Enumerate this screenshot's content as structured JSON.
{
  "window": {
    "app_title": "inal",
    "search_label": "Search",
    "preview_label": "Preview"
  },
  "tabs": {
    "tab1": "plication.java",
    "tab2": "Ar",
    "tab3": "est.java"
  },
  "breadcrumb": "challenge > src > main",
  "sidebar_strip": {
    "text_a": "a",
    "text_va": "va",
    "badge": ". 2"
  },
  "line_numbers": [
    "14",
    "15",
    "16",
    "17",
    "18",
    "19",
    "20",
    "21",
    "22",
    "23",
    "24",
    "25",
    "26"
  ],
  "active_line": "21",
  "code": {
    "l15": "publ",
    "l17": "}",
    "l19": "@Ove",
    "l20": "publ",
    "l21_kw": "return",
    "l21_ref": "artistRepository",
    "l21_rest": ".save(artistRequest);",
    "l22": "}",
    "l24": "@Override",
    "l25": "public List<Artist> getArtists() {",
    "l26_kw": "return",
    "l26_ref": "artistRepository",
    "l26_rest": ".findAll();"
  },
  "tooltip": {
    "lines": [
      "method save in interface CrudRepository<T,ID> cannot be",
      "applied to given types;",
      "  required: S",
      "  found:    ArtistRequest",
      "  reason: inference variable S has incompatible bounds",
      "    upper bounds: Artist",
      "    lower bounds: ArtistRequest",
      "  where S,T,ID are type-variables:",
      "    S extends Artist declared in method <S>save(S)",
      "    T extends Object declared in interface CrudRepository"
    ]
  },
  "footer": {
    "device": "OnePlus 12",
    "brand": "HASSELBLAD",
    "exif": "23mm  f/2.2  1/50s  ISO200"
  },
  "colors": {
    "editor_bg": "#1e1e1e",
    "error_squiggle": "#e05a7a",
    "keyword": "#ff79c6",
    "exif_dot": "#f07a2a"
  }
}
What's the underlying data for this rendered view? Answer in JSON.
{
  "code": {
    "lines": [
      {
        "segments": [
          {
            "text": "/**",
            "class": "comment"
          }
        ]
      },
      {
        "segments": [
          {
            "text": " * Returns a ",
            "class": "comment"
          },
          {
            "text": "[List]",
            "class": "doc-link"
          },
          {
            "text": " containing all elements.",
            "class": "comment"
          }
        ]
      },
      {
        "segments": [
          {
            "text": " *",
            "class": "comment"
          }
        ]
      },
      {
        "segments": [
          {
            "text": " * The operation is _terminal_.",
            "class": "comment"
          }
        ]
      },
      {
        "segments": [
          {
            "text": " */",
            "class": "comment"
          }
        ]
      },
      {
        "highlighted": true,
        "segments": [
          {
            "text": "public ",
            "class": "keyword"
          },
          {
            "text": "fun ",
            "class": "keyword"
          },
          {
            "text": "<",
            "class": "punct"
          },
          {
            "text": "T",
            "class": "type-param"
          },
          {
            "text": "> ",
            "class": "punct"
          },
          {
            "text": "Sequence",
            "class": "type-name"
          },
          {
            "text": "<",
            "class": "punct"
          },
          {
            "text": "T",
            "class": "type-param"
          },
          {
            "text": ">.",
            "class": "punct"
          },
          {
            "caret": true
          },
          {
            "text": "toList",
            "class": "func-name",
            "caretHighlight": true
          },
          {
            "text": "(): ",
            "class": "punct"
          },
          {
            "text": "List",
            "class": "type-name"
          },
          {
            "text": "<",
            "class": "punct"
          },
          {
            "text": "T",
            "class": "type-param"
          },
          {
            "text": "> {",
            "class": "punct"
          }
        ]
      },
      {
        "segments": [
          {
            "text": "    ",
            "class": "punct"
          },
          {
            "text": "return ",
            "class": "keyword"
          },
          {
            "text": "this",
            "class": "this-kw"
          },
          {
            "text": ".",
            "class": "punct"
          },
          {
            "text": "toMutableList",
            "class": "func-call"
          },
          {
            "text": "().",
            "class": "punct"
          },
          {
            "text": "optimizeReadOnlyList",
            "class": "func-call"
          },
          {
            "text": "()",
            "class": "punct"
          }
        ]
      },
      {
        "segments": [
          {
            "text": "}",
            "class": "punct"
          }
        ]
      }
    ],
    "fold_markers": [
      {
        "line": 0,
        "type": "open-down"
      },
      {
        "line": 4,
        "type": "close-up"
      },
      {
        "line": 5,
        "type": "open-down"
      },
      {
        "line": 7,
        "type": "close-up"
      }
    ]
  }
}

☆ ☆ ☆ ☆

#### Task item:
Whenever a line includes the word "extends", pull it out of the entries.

#### The answer:
      "    S extends Artist declared in method <S>save(S)",
      "    T extends Object declared in interface CrudRepository"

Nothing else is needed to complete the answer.